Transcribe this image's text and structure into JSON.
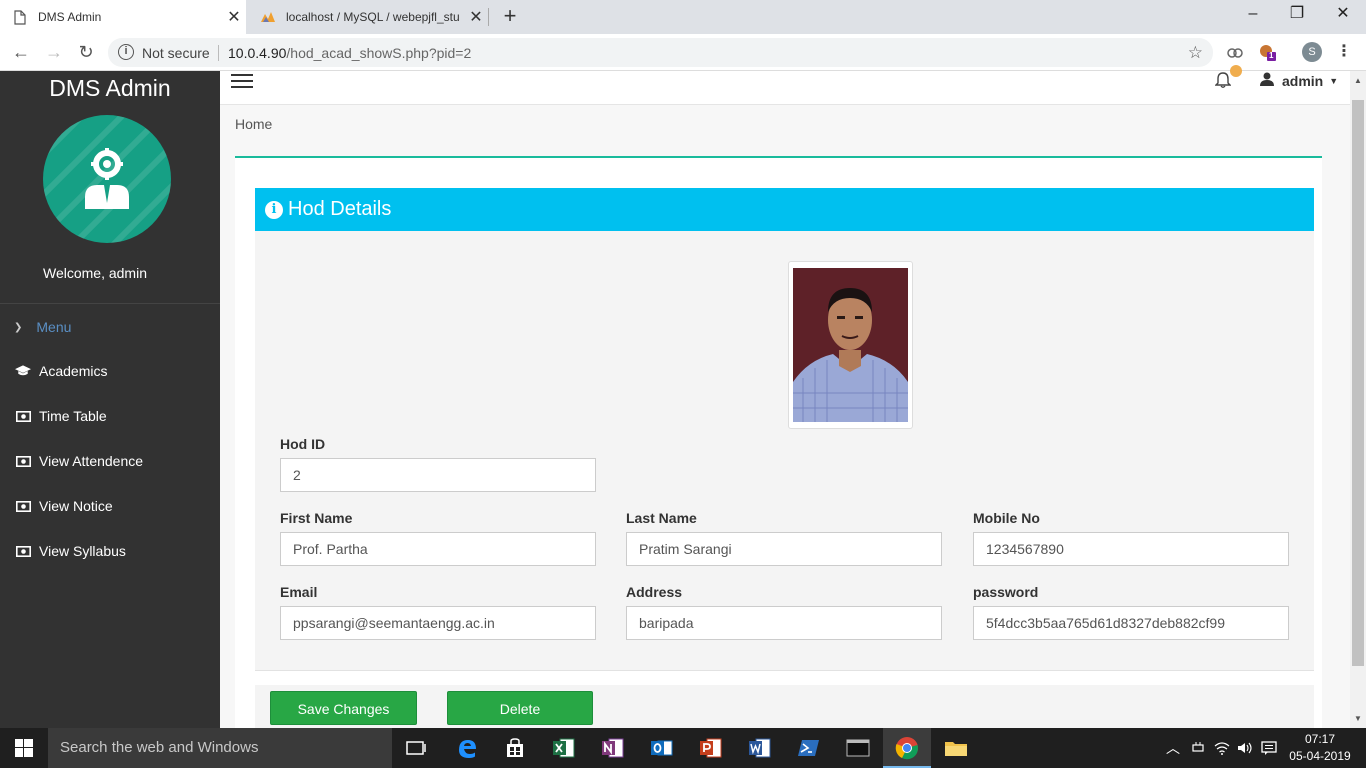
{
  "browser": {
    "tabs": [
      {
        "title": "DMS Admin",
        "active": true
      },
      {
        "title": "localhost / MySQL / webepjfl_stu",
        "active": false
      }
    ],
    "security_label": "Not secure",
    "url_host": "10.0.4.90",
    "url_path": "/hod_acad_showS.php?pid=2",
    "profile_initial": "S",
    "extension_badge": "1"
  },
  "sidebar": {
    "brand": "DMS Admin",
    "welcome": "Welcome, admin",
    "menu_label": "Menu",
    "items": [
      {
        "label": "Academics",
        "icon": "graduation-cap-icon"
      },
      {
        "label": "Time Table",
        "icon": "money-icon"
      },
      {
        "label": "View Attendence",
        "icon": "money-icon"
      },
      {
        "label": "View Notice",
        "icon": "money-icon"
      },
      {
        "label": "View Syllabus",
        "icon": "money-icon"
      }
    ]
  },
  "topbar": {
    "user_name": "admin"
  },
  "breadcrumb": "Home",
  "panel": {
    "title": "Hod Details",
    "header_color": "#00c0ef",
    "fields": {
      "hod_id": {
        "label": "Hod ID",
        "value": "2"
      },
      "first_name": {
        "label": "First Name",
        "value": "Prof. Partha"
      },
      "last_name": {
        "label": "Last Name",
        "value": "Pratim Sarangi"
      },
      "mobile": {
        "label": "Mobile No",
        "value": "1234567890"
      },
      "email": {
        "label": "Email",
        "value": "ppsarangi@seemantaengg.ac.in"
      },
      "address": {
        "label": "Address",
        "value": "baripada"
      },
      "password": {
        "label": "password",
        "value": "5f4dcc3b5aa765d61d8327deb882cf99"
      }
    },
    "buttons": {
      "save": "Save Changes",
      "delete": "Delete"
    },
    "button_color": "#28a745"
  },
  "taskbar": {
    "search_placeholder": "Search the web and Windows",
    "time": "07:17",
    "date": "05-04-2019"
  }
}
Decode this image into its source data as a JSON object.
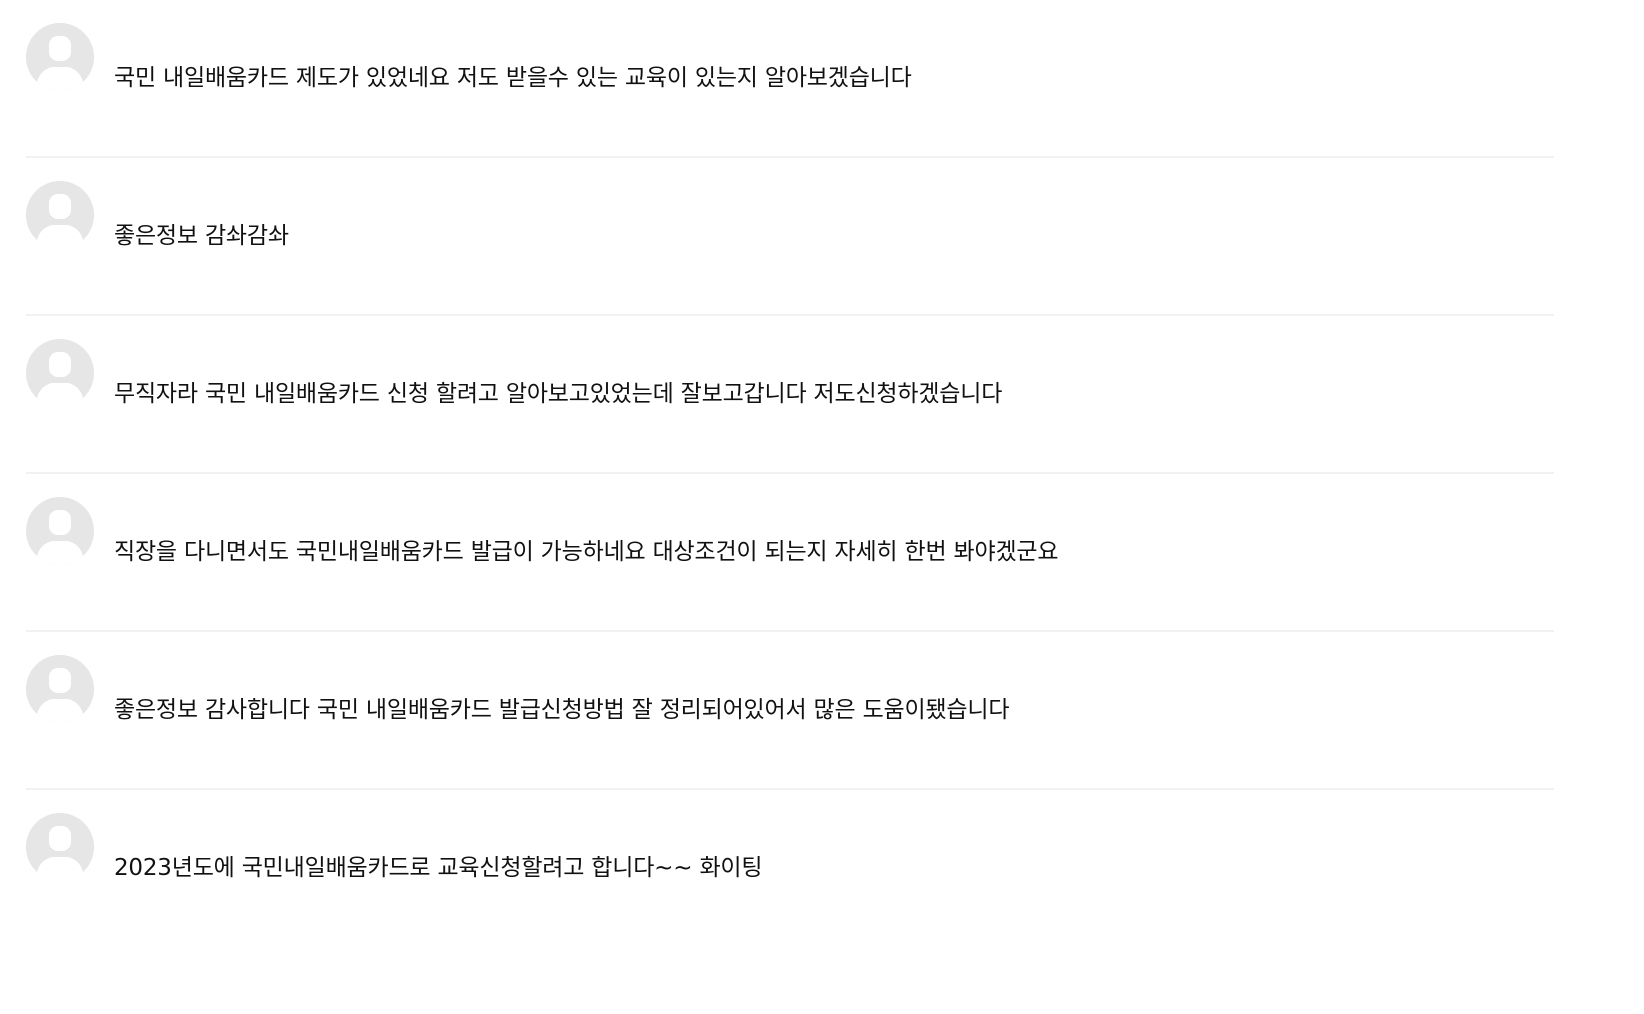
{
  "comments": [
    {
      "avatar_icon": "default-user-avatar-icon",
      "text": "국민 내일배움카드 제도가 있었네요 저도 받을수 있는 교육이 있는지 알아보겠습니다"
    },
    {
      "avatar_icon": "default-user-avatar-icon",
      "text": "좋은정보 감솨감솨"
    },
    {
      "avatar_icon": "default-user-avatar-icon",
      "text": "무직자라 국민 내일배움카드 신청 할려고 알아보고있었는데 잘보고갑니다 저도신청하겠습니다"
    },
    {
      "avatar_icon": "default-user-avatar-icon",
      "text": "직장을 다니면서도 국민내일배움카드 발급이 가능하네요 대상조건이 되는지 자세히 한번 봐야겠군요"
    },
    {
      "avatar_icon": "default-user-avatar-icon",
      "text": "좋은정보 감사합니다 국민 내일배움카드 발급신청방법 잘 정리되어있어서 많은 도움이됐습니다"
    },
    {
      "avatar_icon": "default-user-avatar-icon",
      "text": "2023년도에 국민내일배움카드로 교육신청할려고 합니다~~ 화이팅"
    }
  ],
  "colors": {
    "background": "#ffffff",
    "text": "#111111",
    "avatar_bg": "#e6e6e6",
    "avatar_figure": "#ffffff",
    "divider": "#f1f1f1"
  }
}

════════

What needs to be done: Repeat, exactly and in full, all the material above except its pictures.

Answer for this exercise:
Transcribe this image's text and structure into JSON.
{
  "browser": {
    "tabs": [
      {
        "title": "DMS Admin",
        "active": true
      },
      {
        "title": "localhost / MySQL / webepjfl_stu",
        "active": false
      }
    ],
    "security_label": "Not secure",
    "url_host": "10.0.4.90",
    "url_path": "/hod_acad_showS.php?pid=2",
    "profile_initial": "S",
    "extension_badge": "1"
  },
  "sidebar": {
    "brand": "DMS Admin",
    "welcome": "Welcome, admin",
    "menu_label": "Menu",
    "items": [
      {
        "label": "Academics",
        "icon": "graduation-cap-icon"
      },
      {
        "label": "Time Table",
        "icon": "money-icon"
      },
      {
        "label": "View Attendence",
        "icon": "money-icon"
      },
      {
        "label": "View Notice",
        "icon": "money-icon"
      },
      {
        "label": "View Syllabus",
        "icon": "money-icon"
      }
    ]
  },
  "topbar": {
    "user_name": "admin"
  },
  "breadcrumb": "Home",
  "panel": {
    "title": "Hod Details",
    "header_color": "#00c0ef",
    "fields": {
      "hod_id": {
        "label": "Hod ID",
        "value": "2"
      },
      "first_name": {
        "label": "First Name",
        "value": "Prof. Partha"
      },
      "last_name": {
        "label": "Last Name",
        "value": "Pratim Sarangi"
      },
      "mobile": {
        "label": "Mobile No",
        "value": "1234567890"
      },
      "email": {
        "label": "Email",
        "value": "ppsarangi@seemantaengg.ac.in"
      },
      "address": {
        "label": "Address",
        "value": "baripada"
      },
      "password": {
        "label": "password",
        "value": "5f4dcc3b5aa765d61d8327deb882cf99"
      }
    },
    "buttons": {
      "save": "Save Changes",
      "delete": "Delete"
    },
    "button_color": "#28a745"
  },
  "taskbar": {
    "search_placeholder": "Search the web and Windows",
    "time": "07:17",
    "date": "05-04-2019"
  }
}
Decode this image into its source data as a JSON object.
{
  "comments": [
    {
      "avatar_icon": "default-user-avatar-icon",
      "text": "국민 내일배움카드 제도가 있었네요 저도 받을수 있는 교육이 있는지 알아보겠습니다"
    },
    {
      "avatar_icon": "default-user-avatar-icon",
      "text": "좋은정보 감솨감솨"
    },
    {
      "avatar_icon": "default-user-avatar-icon",
      "text": "무직자라 국민 내일배움카드 신청 할려고 알아보고있었는데 잘보고갑니다 저도신청하겠습니다"
    },
    {
      "avatar_icon": "default-user-avatar-icon",
      "text": "직장을 다니면서도 국민내일배움카드 발급이 가능하네요 대상조건이 되는지 자세히 한번 봐야겠군요"
    },
    {
      "avatar_icon": "default-user-avatar-icon",
      "text": "좋은정보 감사합니다 국민 내일배움카드 발급신청방법 잘 정리되어있어서 많은 도움이됐습니다"
    },
    {
      "avatar_icon": "default-user-avatar-icon",
      "text": "2023년도에 국민내일배움카드로 교육신청할려고 합니다~~ 화이팅"
    }
  ],
  "colors": {
    "background": "#ffffff",
    "text": "#111111",
    "avatar_bg": "#e6e6e6",
    "avatar_figure": "#ffffff",
    "divider": "#f1f1f1"
  }
}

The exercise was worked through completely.